- _Instructions to follow_
In the listing, some lines may hold the string "Installations"; report how many do, as a bare number.

- _Records provided_
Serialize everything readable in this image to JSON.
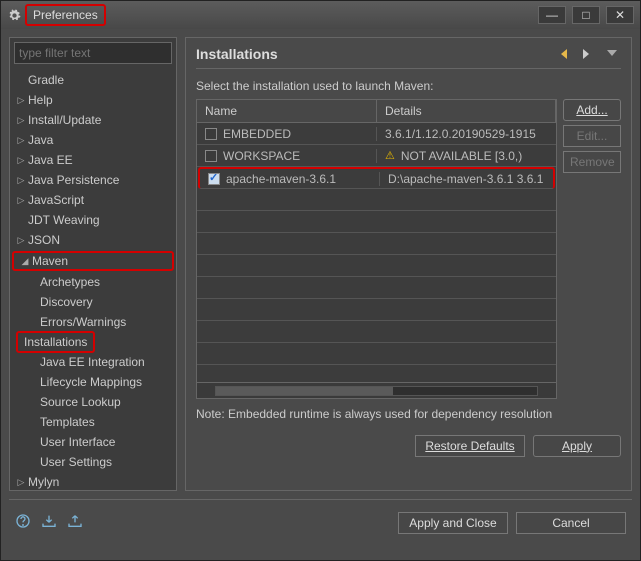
{
  "window": {
    "title": "Preferences"
  },
  "sidebar": {
    "filter_placeholder": "type filter text",
    "items": [
      {
        "label": "Gradle",
        "expandable": false
      },
      {
        "label": "Help",
        "expandable": true
      },
      {
        "label": "Install/Update",
        "expandable": true
      },
      {
        "label": "Java",
        "expandable": true
      },
      {
        "label": "Java EE",
        "expandable": true
      },
      {
        "label": "Java Persistence",
        "expandable": true
      },
      {
        "label": "JavaScript",
        "expandable": true
      },
      {
        "label": "JDT Weaving",
        "expandable": false
      },
      {
        "label": "JSON",
        "expandable": true
      }
    ],
    "maven": {
      "label": "Maven",
      "children": [
        {
          "label": "Archetypes"
        },
        {
          "label": "Discovery"
        },
        {
          "label": "Errors/Warnings"
        },
        {
          "label": "Installations"
        },
        {
          "label": "Java EE Integration"
        },
        {
          "label": "Lifecycle Mappings"
        },
        {
          "label": "Source Lookup"
        },
        {
          "label": "Templates"
        },
        {
          "label": "User Interface"
        },
        {
          "label": "User Settings"
        }
      ]
    },
    "tail": [
      {
        "label": "Mylyn",
        "expandable": true
      }
    ]
  },
  "content": {
    "heading": "Installations",
    "description": "Select the installation used to launch Maven:",
    "columns": {
      "name": "Name",
      "details": "Details"
    },
    "rows": [
      {
        "checked": false,
        "name": "EMBEDDED",
        "details": "3.6.1/1.12.0.20190529-1915",
        "warn": false
      },
      {
        "checked": false,
        "name": "WORKSPACE",
        "details": "NOT AVAILABLE [3.0,)",
        "warn": true
      },
      {
        "checked": true,
        "name": "apache-maven-3.6.1",
        "details": "D:\\apache-maven-3.6.1 3.6.1",
        "warn": false
      }
    ],
    "buttons": {
      "add": "Add...",
      "edit": "Edit...",
      "remove": "Remove"
    },
    "note": "Note: Embedded runtime is always used for dependency resolution",
    "restore": "Restore Defaults",
    "apply": "Apply"
  },
  "footer": {
    "apply_close": "Apply and Close",
    "cancel": "Cancel"
  }
}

- _Task output_
2